“One of her motivations to come here is that she’s been looking for a long time for the right opportunity to come back to the shore,” said the mayor.

Born into a military family, Allen lived in Easton at a young age but moved frequently, often leaving relatives behind. Returning to the Eastern Shore is something of a homecoming, she said.

“I’m really excited. I’ve enjoyed my time in California but I’m looking forward to coming home,” Allen said. “This is a unique opportunity for me to be close to family members I haven’t been close to in a while and it gives me a chance to come back to the Eastern Shore which has always felt like home to me.”

Allen has served as the Colma city manager since 2008 and has extensive experience in government finance. Before serving as city manager, she was assistant manager and has also served as finance director.

“In Colma, as the assistant city manager, I’ve served as the finance director and I’m also the finance director as the city manager,” she said. “It’s one of the multiple hats I get to wear.”

Allen has nearly 20 years of experience working in the public sector and has held positions in cities much larger than either Colma or Berlin.

“In my career, I’ve had about 18 years of public sector experience. Most of that is public budgeting focused. I’ve worked in the city of Berkeley and I also worked in Phoenix, Ariz.,” she said.

The selection process behind picking Allen was somewhat different than in years past. The Internet communication application Skype was used to conduct interviews across the country. Williams and the Town Council were able to video chat with all of their finalists, which the mayor said was “just like talking to someone in person” because of the large screens and up-to-date technology available in the council chambers.

“I think we’ll use [Skype] from now on. It does level the playing field a little bit I think,” said Williams. “We live in a more global society and therefore it doesn’t put people who don’t live in the immediate area at a disadvantage. It puts everybody on the same playing field.”

However, he added that town leadership is excited to meet Allen in person this week and will take her on a tour of the area as well as acquaint her with all town departments.

While it only took a month from Carson’s announcement of resignation to signing a contract with Allen, the town will be left without an official administrator for most of the summer. Carson will be leaving for his new job in Ohio after June 30, but Allen won’t be starting until sometime soon after Labor Day. Williams explained that the time in-between those two dates will be used to get Allen situated and the transition in order. In the interim, Deputy Town Administrator Mary Bohlen will step in to fill the gap.

The town has complete confidence in Bohlen filling in until Allen takes over, said Williams, especially since Bohlen has performed in that capacity previously.
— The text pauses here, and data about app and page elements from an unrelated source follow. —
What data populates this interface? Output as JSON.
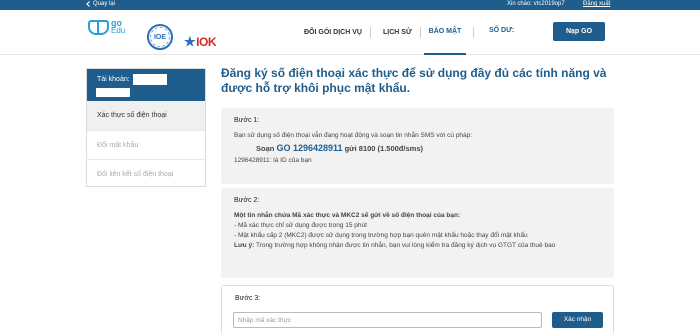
{
  "topbar": {
    "back_icon": "chevron-left-icon",
    "back_label": "Quay lại",
    "greeting": "Xin chào: vtc2019op7",
    "logout_label": "Đăng xuất"
  },
  "header": {
    "logo_go": "go",
    "logo_edu": "Edu",
    "logo_ioe": "IOE",
    "logo_iok": "IOK",
    "nav": [
      "ĐỔI GÓI DỊCH VỤ",
      "LỊCH SỬ",
      "BẢO MẬT"
    ],
    "active_nav": "BẢO MẬT",
    "balance_label": "SỐ DƯ:",
    "topup_label": "Nạp GO"
  },
  "sidebar": {
    "account_label": "Tài khoản:",
    "items": [
      "Xác thực số điện thoại",
      "Đổi mật khẩu",
      "Đổi liên kết số điện thoại"
    ]
  },
  "main": {
    "title": "Đăng ký số điện thoại xác thực để sử dụng đầy đủ các tính năng và được hỗ trợ khôi phục mật khẩu.",
    "step1": {
      "label": "Bước 1:",
      "intro": "Bạn sử dụng số điện thoại vẫn đang hoạt động và soạn tin nhắn SMS với cú pháp:",
      "sms_prefix": "Soạn",
      "sms_code": "GO 1296428911",
      "sms_suffix": "gửi 8100 (1.500đ/sms)",
      "id_note": "1296428911: là ID của bạn"
    },
    "step2": {
      "label": "Bước 2:",
      "heading": "Một tin nhắn chứa Mã xác thực và MKC2 sẽ gửi về số điện thoại của bạn:",
      "line1": "- Mã xác thực chỉ sử dụng được trong 15 phút",
      "line2": "- Mật khẩu cấp 2 (MKC2) được sử dụng trong trường hợp bạn quên mật khẩu hoặc thay đổi mật khẩu",
      "note_label": "Lưu ý:",
      "note_text": "Trong trường hợp không nhận được tin nhắn, bạn vui lòng kiểm tra đăng ký dịch vụ GTGT của thuê bao"
    },
    "step3": {
      "label": "Bước 3:",
      "input_placeholder": "Nhập mã xác thực",
      "submit_label": "Xác nhận"
    }
  }
}
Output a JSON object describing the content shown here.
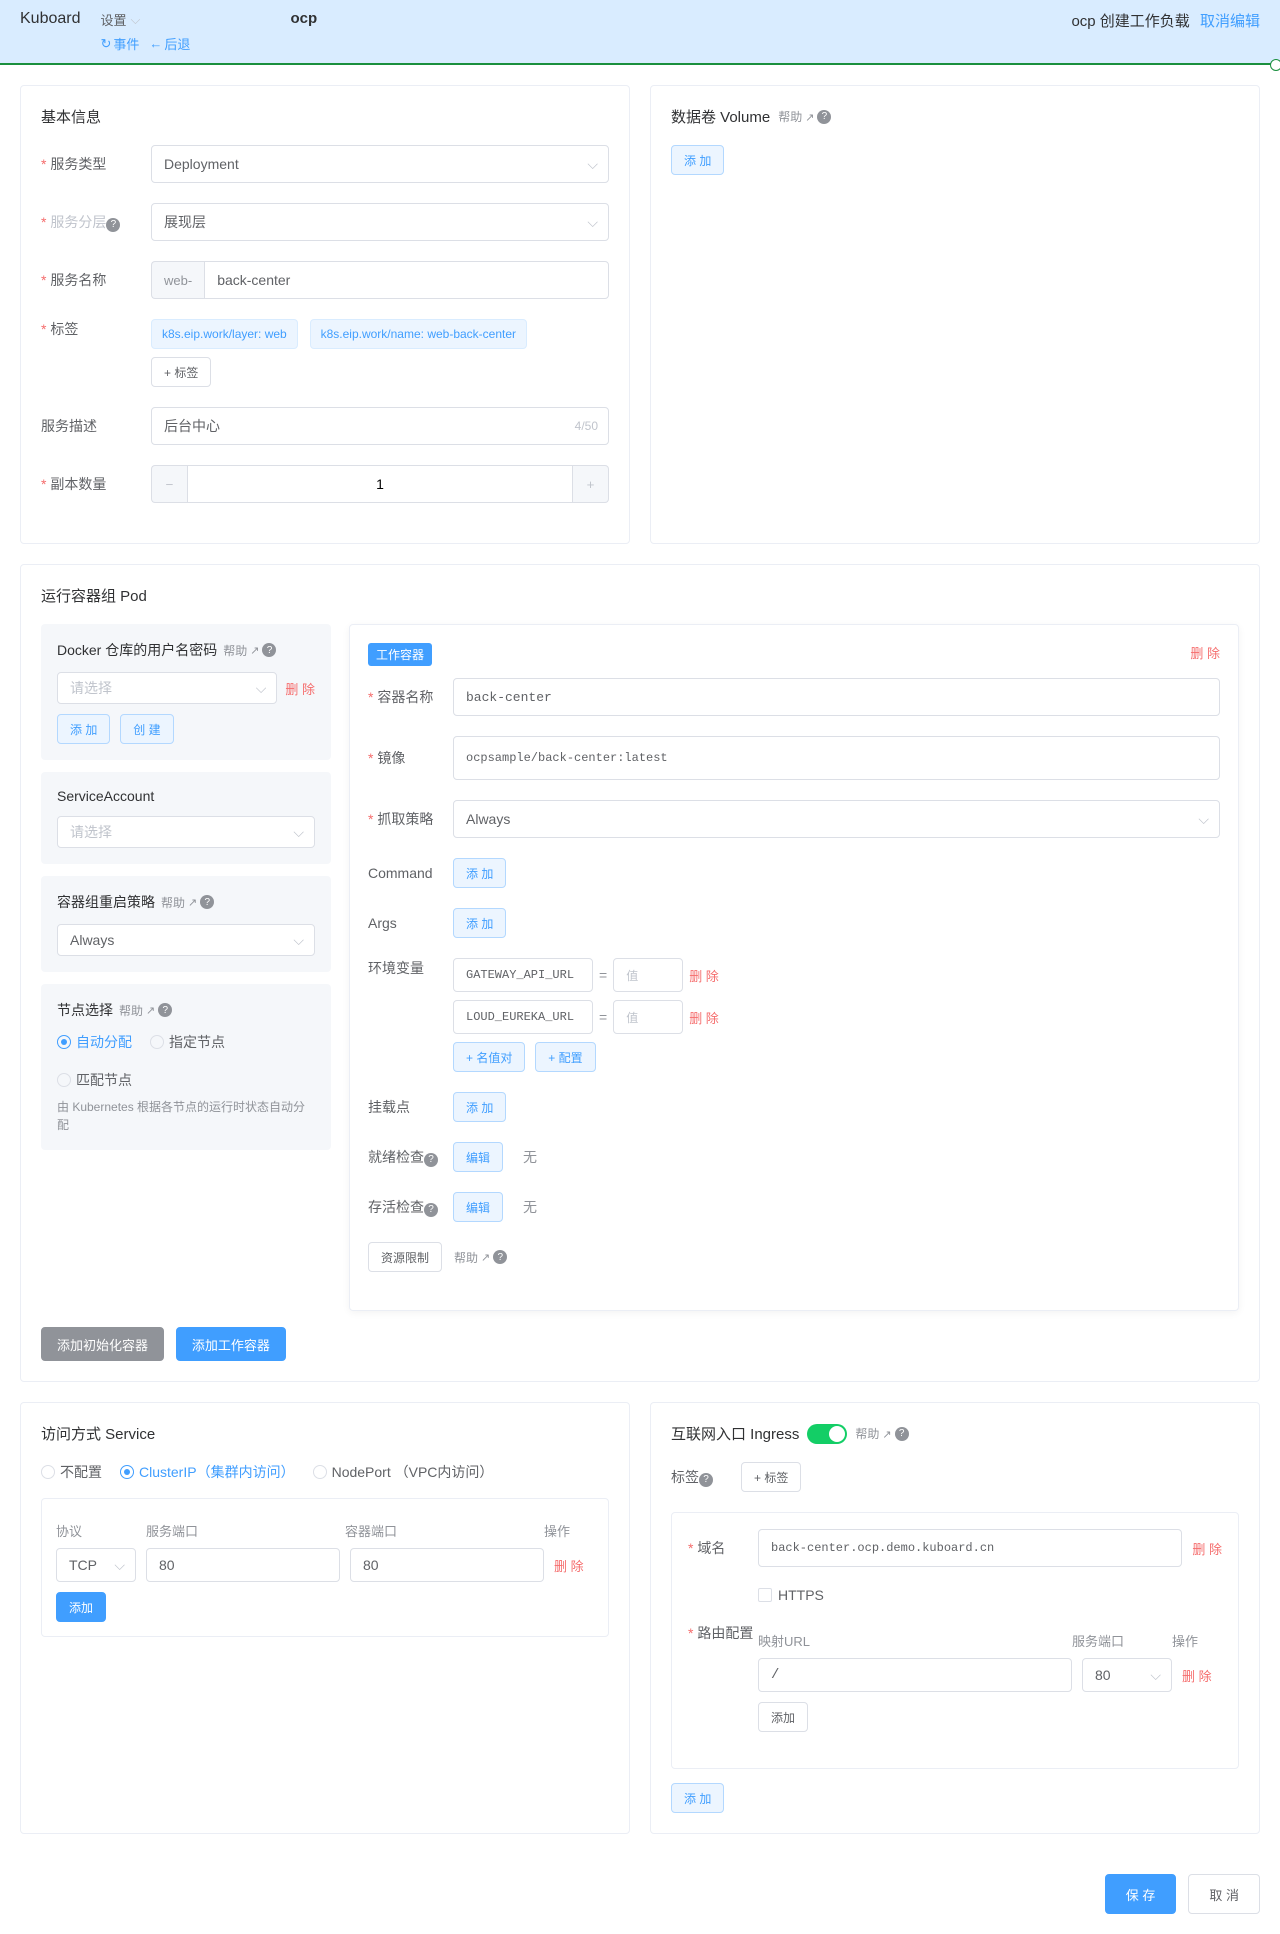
{
  "header": {
    "brand": "Kuboard",
    "settings": "设置",
    "events": "事件",
    "back": "后退",
    "namespace": "ocp",
    "pageTitle1": "ocp",
    "pageTitle2": "创建工作负载",
    "cancelEdit": "取消编辑"
  },
  "basic": {
    "title": "基本信息",
    "serviceTypeLabel": "服务类型",
    "serviceType": "Deployment",
    "layerLabel": "服务分层",
    "layer": "展现层",
    "nameLabel": "服务名称",
    "prefix": "web-",
    "name": "back-center",
    "tagsLabel": "标签",
    "tag1": "k8s.eip.work/layer: web",
    "tag2": "k8s.eip.work/name: web-back-center",
    "addTag": "+ 标签",
    "descLabel": "服务描述",
    "desc": "后台中心",
    "descCount": "4/50",
    "replicasLabel": "副本数量",
    "replicas": "1"
  },
  "volume": {
    "title": "数据卷 Volume",
    "help": "帮助",
    "add": "添 加"
  },
  "pod": {
    "title": "运行容器组 Pod",
    "docker": {
      "title": "Docker 仓库的用户名密码",
      "help": "帮助",
      "placeholder": "请选择",
      "delete": "删 除",
      "add": "添 加",
      "create": "创 建"
    },
    "sa": {
      "title": "ServiceAccount",
      "placeholder": "请选择"
    },
    "restart": {
      "title": "容器组重启策略",
      "help": "帮助",
      "value": "Always"
    },
    "node": {
      "title": "节点选择",
      "help": "帮助",
      "auto": "自动分配",
      "assign": "指定节点",
      "match": "匹配节点",
      "hint": "由 Kubernetes 根据各节点的运行时状态自动分配"
    },
    "container": {
      "badge": "工作容器",
      "delete": "删 除",
      "nameLabel": "容器名称",
      "name": "back-center",
      "imageLabel": "镜像",
      "image": "ocpsample/back-center:latest",
      "pullLabel": "抓取策略",
      "pull": "Always",
      "commandLabel": "Command",
      "argsLabel": "Args",
      "add": "添 加",
      "envLabel": "环境变量",
      "env1Name": "GATEWAY_API_URL",
      "env1Val": "值",
      "env2Name": "LOUD_EUREKA_URL",
      "env2Val": "值",
      "addPair": "+ 名值对",
      "addConfig": "+ 配置",
      "mountLabel": "挂载点",
      "readyLabel": "就绪检查",
      "liveLabel": "存活检查",
      "edit": "编辑",
      "none": "无",
      "resource": "资源限制",
      "help": "帮助"
    },
    "addInit": "添加初始化容器",
    "addWork": "添加工作容器"
  },
  "service": {
    "title": "访问方式 Service",
    "none": "不配置",
    "clusterip": "ClusterIP（集群内访问）",
    "nodeport": "NodePort （VPC内访问）",
    "protocol": "协议",
    "svcPort": "服务端口",
    "containerPort": "容器端口",
    "action": "操作",
    "tcp": "TCP",
    "p80": "80",
    "delete": "删 除",
    "add": "添加"
  },
  "ingress": {
    "title": "互联网入口 Ingress",
    "help": "帮助",
    "tagsLabel": "标签",
    "addTag": "+ 标签",
    "domainLabel": "域名",
    "domain": "back-center.ocp.demo.kuboard.cn",
    "delete": "删 除",
    "https": "HTTPS",
    "routeLabel": "路由配置",
    "mapUrl": "映射URL",
    "svcPort": "服务端口",
    "action": "操作",
    "path": "/",
    "port": "80",
    "add": "添加",
    "addOuter": "添 加"
  },
  "footer": {
    "save": "保 存",
    "cancel": "取 消"
  }
}
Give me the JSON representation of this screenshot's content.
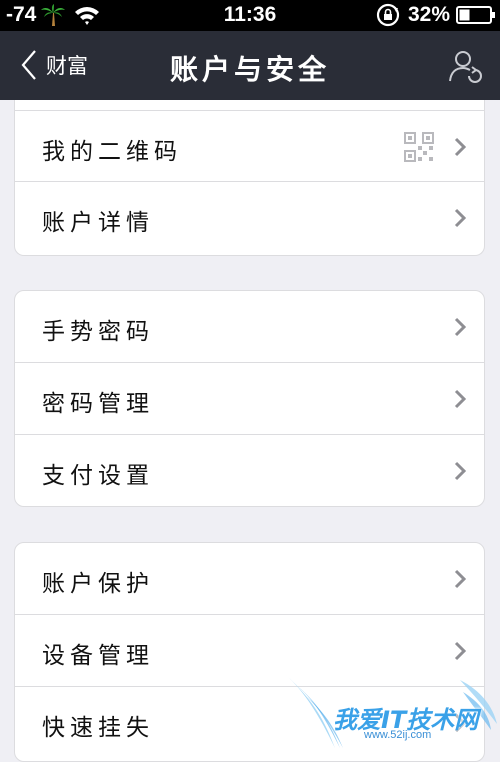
{
  "status_bar": {
    "signal": "-74",
    "time": "11:36",
    "battery": "32%",
    "icons": [
      "palm-tree-icon",
      "wifi-icon",
      "rotation-lock-icon",
      "battery-icon"
    ]
  },
  "nav": {
    "back_label": "财富",
    "title": "账户与安全",
    "right_icon": "user-sync-icon"
  },
  "groups": [
    {
      "items": [
        {
          "label": "我的二维码",
          "icon": "qr-code-icon"
        },
        {
          "label": "账户详情"
        }
      ]
    },
    {
      "items": [
        {
          "label": "手势密码"
        },
        {
          "label": "密码管理"
        },
        {
          "label": "支付设置"
        }
      ]
    },
    {
      "items": [
        {
          "label": "账户保护"
        },
        {
          "label": "设备管理"
        },
        {
          "label": "快速挂失"
        }
      ]
    }
  ],
  "watermark": {
    "text": "我爱IT技术网",
    "url": "www.52ij.com"
  },
  "colors": {
    "nav_bg": "#2a2d37",
    "page_bg": "#efeff4",
    "chevron": "#8e8e93",
    "watermark": "#3aa1e8"
  }
}
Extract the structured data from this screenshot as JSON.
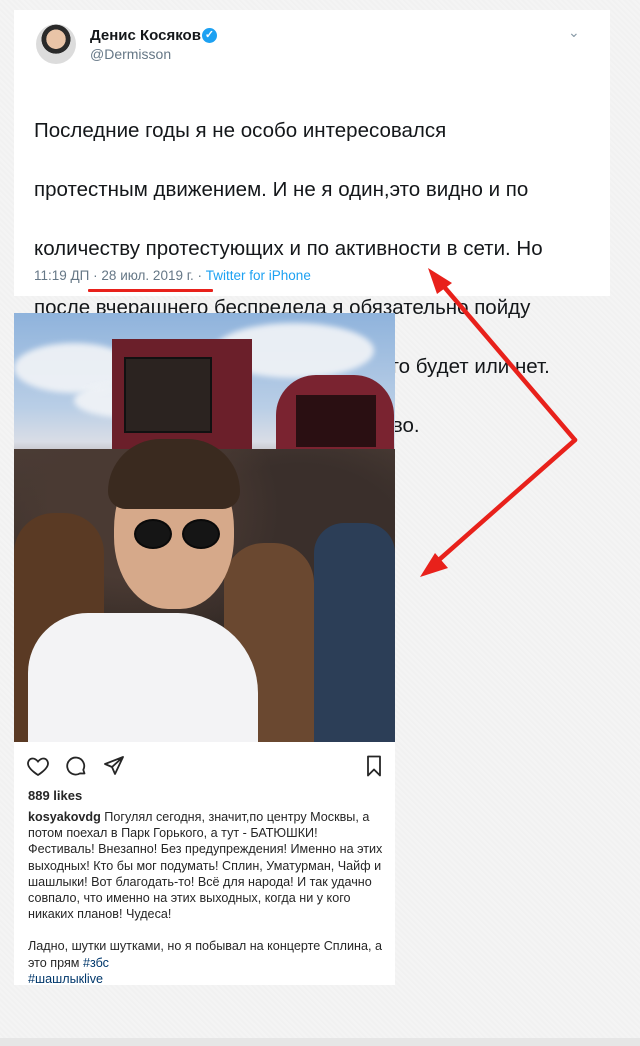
{
  "tweet": {
    "author_name": "Денис Косяков",
    "handle": "@Dermisson",
    "verified_icon": "verified-check-icon",
    "menu_icon": "chevron-down-icon",
    "text_lines": [
      "Последние годы я не особо интересовался",
      "протестным движением. И не я один,это видно и по",
      "количеству протестующих  и по активности в сети. Но",
      "после вчерашнего беспредела я обязательно пойду",
      "на улицу, и мне плевать разрешено это будет или нет.",
      "Это моя страна, моя улица и моё право."
    ],
    "time": "11:19 ДП",
    "date": "28 июл. 2019 г.",
    "source": "Twitter for iPhone",
    "separator": "·",
    "colors": {
      "link": "#1da1f2",
      "muted": "#657786",
      "underline": "#e8211b"
    }
  },
  "instagram": {
    "icons": [
      "heart-icon",
      "comment-icon",
      "share-icon",
      "bookmark-icon"
    ],
    "likes": "889 likes",
    "username": "kosyakovdg",
    "caption_first": "Погулял сегодня, значит,по центру Москвы, а потом поехал в Парк Горького, а тут - БАТЮШКИ! Фестиваль! Внезапно! Без предупреждения! Именно на этих выходных! Кто бы мог подумать! Сплин, Уматурман, Чайф и шашлыки! Вот благодать-то! Всё для народа! И так удачно совпало, что именно на этих выходных, когда ни у кого никаких планов! Чудеса!",
    "caption_second": "Ладно, шутки шутками, но я побывал на концерте Сплина, а это прям",
    "hashtag1": "#збс",
    "hashtag2": "#шашлыкlive"
  },
  "annotation": {
    "arrow_color": "#e8211b"
  }
}
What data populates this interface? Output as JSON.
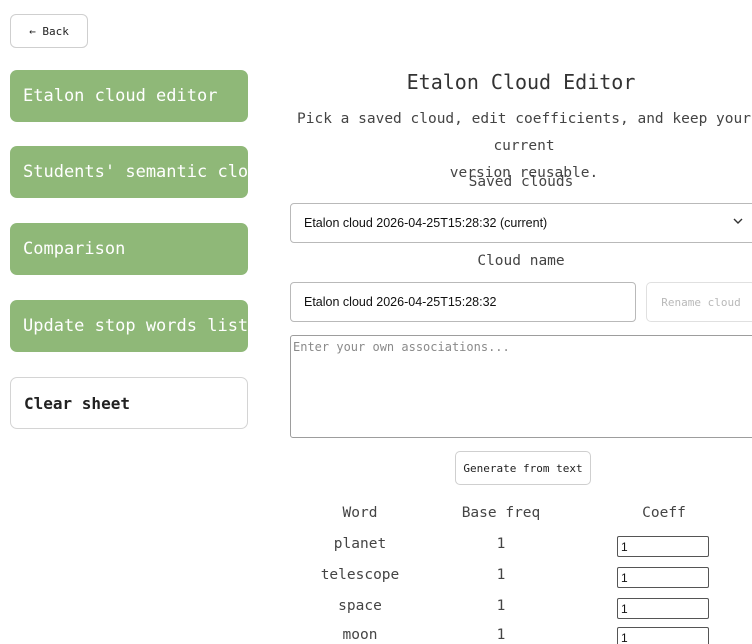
{
  "back_label": "← Back",
  "nav": {
    "etalon_editor": "Etalon cloud editor",
    "students_cloud": "Students' semantic cloud",
    "comparison": "Comparison",
    "stop_words": "Update stop words list",
    "clear_sheet": "Clear sheet"
  },
  "main": {
    "title": "Etalon Cloud Editor",
    "subtitle_line1": "Pick a saved cloud, edit coefficients, and keep your current",
    "subtitle_line2": "version reusable.",
    "saved_clouds_label": "Saved clouds",
    "saved_clouds_selected": "Etalon cloud 2026-04-25T15:28:32 (current)",
    "cloud_name_label": "Cloud name",
    "cloud_name_value": "Etalon cloud 2026-04-25T15:28:32",
    "rename_label": "Rename cloud",
    "associations_placeholder": "Enter your own associations...",
    "generate_label": "Generate from text"
  },
  "table": {
    "headers": {
      "word": "Word",
      "base_freq": "Base freq",
      "coeff": "Coeff"
    },
    "rows": [
      {
        "word": "planet",
        "base_freq": "1",
        "coeff": "1"
      },
      {
        "word": "telescope",
        "base_freq": "1",
        "coeff": "1"
      },
      {
        "word": "space",
        "base_freq": "1",
        "coeff": "1"
      },
      {
        "word": "moon",
        "base_freq": "1",
        "coeff": "1"
      }
    ]
  },
  "colors": {
    "nav_green": "#8fb878"
  }
}
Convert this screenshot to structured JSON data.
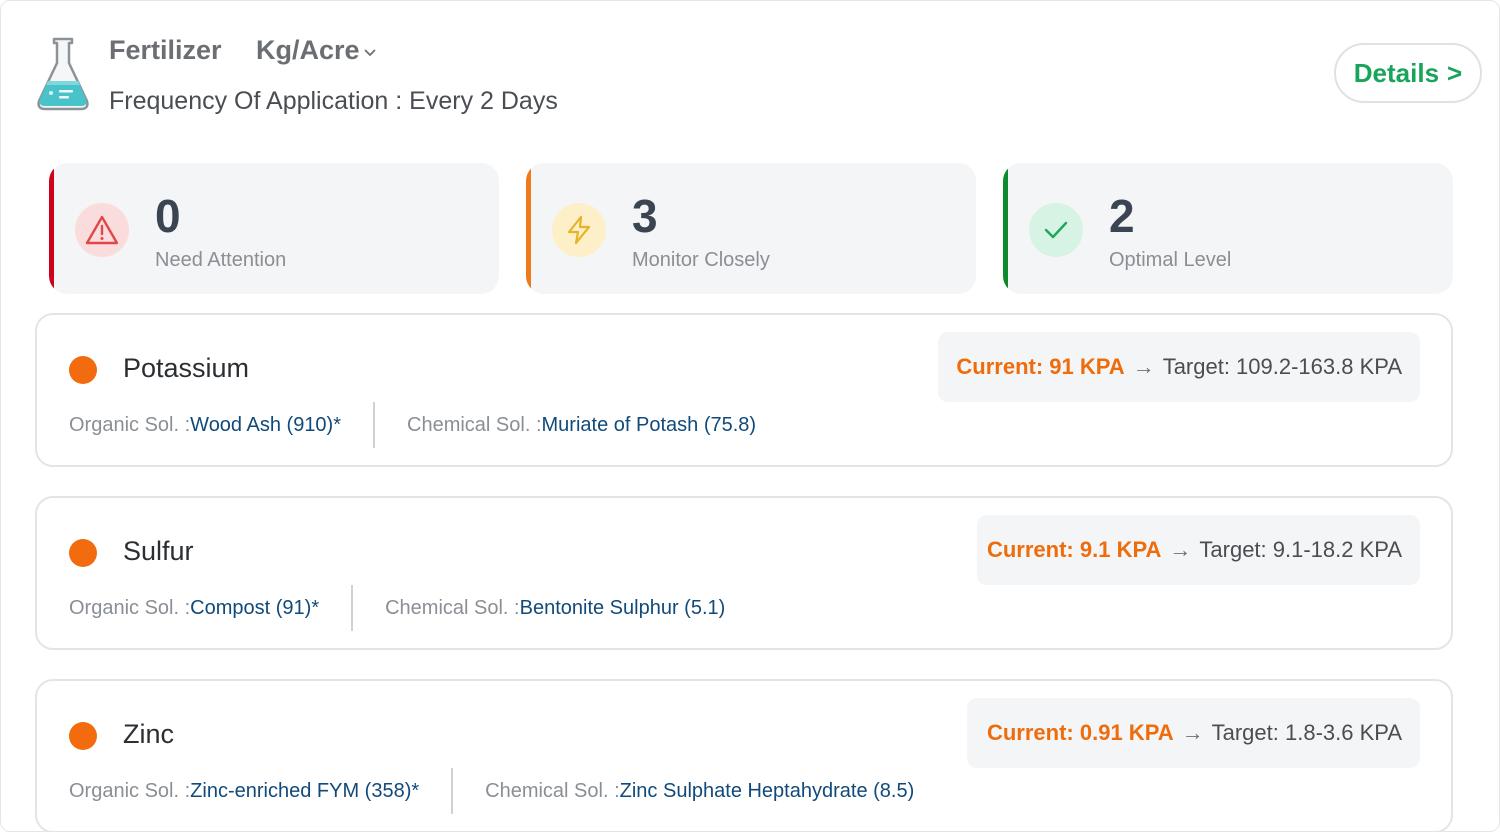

Berlin will next be turning its attention to filling the position of planning and zoning director left vacant last month.

“As soon as we get [Allen’s visit] done, that will become the next priority. So next week we will begin reviewing them more carefully,” said Williams.

Like the town administrator spot, planning and zoning director has received a heavy stack of applications, and the mayor said the plan is to include Allen in the process either in person or via Skype.